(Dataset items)
+-------+

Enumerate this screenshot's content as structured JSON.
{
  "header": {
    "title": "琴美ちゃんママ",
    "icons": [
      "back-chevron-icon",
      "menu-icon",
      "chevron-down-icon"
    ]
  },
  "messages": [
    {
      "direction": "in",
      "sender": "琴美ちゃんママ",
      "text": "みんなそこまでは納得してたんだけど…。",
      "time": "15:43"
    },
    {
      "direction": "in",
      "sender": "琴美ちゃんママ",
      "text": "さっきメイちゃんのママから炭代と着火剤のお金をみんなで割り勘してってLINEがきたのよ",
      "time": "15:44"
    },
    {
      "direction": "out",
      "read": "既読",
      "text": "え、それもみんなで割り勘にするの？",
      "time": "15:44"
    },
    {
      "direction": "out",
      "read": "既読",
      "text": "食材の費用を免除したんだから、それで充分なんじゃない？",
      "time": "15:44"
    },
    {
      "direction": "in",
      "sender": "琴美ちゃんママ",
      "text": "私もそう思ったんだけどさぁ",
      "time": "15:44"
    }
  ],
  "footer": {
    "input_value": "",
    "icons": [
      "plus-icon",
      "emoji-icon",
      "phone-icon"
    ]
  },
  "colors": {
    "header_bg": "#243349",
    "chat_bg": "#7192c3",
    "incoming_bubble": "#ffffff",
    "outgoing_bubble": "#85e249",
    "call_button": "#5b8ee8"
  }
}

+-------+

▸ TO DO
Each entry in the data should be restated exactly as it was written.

▸ EXERCISE ANSWER
Enumerate this screenshot's content as structured JSON.
{
  "header": {
    "title": "琴美ちゃんママ",
    "icons": [
      "back-chevron-icon",
      "menu-icon",
      "chevron-down-icon"
    ]
  },
  "messages": [
    {
      "direction": "in",
      "sender": "琴美ちゃんママ",
      "text": "みんなそこまでは納得してたんだけど…。",
      "time": "15:43"
    },
    {
      "direction": "in",
      "sender": "琴美ちゃんママ",
      "text": "さっきメイちゃんのママから炭代と着火剤のお金をみんなで割り勘してってLINEがきたのよ",
      "time": "15:44"
    },
    {
      "direction": "out",
      "read": "既読",
      "text": "え、それもみんなで割り勘にするの？",
      "time": "15:44"
    },
    {
      "direction": "out",
      "read": "既読",
      "text": "食材の費用を免除したんだから、それで充分なんじゃない？",
      "time": "15:44"
    },
    {
      "direction": "in",
      "sender": "琴美ちゃんママ",
      "text": "私もそう思ったんだけどさぁ",
      "time": "15:44"
    }
  ],
  "footer": {
    "input_value": "",
    "icons": [
      "plus-icon",
      "emoji-icon",
      "phone-icon"
    ]
  },
  "colors": {
    "header_bg": "#243349",
    "chat_bg": "#7192c3",
    "incoming_bubble": "#ffffff",
    "outgoing_bubble": "#85e249",
    "call_button": "#5b8ee8"
  }
}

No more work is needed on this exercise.